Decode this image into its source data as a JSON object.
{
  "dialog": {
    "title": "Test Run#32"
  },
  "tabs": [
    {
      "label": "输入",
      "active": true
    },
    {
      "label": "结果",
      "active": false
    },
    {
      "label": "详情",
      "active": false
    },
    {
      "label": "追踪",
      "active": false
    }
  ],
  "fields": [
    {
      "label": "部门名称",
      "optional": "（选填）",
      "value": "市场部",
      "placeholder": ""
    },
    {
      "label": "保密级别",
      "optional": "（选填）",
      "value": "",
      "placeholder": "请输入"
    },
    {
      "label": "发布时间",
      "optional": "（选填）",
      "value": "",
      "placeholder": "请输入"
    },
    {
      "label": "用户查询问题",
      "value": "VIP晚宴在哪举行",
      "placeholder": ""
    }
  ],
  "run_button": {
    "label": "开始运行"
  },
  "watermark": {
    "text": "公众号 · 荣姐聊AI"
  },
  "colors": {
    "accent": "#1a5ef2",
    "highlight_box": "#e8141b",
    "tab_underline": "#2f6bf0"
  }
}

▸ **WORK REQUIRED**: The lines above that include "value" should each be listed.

▸ **ANSWER TO THIS TASK**:
      "value": "市场部",
      "value": "",
      "value": "",
      "value": "VIP晚宴在哪举行",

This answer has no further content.